That is a home (ranch), nestled up against the hills. And it’s a really long way from anywhere else. I can’t imagine what it must be like to live way out here, hours and hours away from services like a gas station, grocery store, or medical care.

While the riding was great, we couldn’t let our guard down. Mexico is always ready to surprise you. In this case, it was a cattle guard that had seen better days. I recommend avoiding the pipe sticking up as it would likely not end well.

150 miles into the trek, we reached a bit of civilization. Just outside of the community of Morelos we found a store. It was about 2 pm and this seemed like as good a time as any to take a break and, maybe, find something to eat. How did we know there was a store here? The sign gave it away. At a minimum they had Cokes and Fritos.

The arrow pointed right, so we went right. But at the end of the dirt road, there was no obvious store. There was, however, a house. Could that be the store?

A man and a woman came over to the gate to see what we wanted. I asked if this was the store and the woman indicated it was, opened the gate, and invited us into her house. We sat at the dining table and enjoyed a cold coca-cola while she made chicken tacos for us.


I didn’t know it at the time but this was our last cooked meal of the day. I’m really glad we stopped here. And that we asked her if she would cook tacos for us. We paid about $10 for the sodas and tacos, a price I was happy to pay.

Beyond Morelos we headed south, around the mountains. In their “Wrong Way Round” trip JT and Milton went over the mountains. But that route had locked gates so for this trip we were taking the main road around the mountains. The views were nice though.

Once around the mountains we reached pavement. If we turned south, we could go to the town of Muquiz, about 90 kilometers away. North would take us to Boquillas, also about 90 kilometers away. Of course, we went north.

As we rode along, I spotted a dirt road leading to a tunnel in the mountain above us. Cool, a tunnel. I want to go see it. So did JT. The road and tunnel are here to serve the mining operations going on in this area.

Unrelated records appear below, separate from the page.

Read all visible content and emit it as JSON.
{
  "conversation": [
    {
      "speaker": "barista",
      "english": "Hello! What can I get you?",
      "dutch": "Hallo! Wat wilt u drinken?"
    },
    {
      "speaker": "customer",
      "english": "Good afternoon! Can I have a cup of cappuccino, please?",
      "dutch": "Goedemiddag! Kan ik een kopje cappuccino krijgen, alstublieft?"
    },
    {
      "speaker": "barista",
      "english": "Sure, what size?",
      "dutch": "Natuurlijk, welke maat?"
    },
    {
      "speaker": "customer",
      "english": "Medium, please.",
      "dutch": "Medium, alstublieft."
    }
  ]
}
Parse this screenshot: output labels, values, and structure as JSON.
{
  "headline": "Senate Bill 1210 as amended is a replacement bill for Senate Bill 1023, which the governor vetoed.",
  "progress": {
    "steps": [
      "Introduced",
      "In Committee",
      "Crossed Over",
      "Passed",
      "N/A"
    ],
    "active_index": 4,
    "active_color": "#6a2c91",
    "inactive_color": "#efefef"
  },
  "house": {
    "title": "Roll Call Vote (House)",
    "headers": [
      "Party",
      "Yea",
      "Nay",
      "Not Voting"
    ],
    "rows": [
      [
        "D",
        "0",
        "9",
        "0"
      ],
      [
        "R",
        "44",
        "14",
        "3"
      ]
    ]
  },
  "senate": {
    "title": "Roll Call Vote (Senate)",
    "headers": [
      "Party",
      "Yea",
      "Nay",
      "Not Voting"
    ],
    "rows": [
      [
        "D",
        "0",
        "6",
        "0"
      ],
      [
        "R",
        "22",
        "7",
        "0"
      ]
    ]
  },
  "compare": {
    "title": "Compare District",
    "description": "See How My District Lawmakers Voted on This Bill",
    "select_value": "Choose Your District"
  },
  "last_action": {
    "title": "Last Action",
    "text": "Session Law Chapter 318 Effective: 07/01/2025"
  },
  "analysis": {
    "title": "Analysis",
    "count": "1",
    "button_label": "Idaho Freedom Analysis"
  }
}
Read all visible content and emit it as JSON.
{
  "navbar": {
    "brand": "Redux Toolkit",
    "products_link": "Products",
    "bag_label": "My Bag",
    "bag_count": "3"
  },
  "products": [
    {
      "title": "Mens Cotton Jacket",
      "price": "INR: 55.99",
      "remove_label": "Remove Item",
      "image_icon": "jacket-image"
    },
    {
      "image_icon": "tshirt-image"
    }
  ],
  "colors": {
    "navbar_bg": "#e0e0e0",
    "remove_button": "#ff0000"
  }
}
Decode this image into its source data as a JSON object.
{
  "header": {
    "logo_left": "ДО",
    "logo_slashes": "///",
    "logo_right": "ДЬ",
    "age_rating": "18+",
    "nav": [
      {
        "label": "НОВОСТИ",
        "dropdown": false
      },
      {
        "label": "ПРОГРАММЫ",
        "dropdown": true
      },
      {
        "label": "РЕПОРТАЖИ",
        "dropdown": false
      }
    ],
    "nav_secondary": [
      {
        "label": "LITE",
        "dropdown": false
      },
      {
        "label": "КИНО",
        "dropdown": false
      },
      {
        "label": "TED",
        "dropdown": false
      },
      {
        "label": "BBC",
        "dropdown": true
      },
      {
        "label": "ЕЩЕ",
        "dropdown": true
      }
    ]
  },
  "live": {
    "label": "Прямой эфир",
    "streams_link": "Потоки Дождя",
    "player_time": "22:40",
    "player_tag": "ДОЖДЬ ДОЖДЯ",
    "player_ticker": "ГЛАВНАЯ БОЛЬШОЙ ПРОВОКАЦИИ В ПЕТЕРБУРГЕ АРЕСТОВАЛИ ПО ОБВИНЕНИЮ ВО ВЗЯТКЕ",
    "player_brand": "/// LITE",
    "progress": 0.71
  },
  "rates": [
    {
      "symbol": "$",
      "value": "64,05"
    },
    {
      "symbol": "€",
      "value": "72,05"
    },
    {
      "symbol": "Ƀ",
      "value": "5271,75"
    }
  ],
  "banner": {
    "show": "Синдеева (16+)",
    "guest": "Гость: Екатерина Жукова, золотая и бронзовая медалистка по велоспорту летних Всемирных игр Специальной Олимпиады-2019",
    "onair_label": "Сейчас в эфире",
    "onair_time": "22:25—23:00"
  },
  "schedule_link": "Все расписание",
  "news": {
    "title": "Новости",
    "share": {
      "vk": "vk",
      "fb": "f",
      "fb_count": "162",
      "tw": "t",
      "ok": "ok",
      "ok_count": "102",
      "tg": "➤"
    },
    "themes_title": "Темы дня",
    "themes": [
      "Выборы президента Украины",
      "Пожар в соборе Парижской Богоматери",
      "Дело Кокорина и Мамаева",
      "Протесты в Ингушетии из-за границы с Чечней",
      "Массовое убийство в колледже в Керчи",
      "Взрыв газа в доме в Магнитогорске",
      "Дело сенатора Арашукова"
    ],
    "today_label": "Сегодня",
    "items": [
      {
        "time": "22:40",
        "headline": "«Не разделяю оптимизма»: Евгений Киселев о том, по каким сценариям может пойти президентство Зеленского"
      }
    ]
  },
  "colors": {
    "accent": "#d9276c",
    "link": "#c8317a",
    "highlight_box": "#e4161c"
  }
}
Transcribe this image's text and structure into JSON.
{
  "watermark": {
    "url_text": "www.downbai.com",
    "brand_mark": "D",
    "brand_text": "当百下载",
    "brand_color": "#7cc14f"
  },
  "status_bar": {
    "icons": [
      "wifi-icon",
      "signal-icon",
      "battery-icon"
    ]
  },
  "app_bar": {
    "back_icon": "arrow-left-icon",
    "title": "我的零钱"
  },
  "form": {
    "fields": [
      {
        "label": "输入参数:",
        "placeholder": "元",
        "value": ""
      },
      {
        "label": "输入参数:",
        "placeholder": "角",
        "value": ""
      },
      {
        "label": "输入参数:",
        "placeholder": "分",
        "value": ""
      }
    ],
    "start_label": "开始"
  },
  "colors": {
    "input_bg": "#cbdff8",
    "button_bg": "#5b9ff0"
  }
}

We spent a few minutes taking pics and looking around but it was getting late and we wanted to get to Boquillas before dark. Time to go.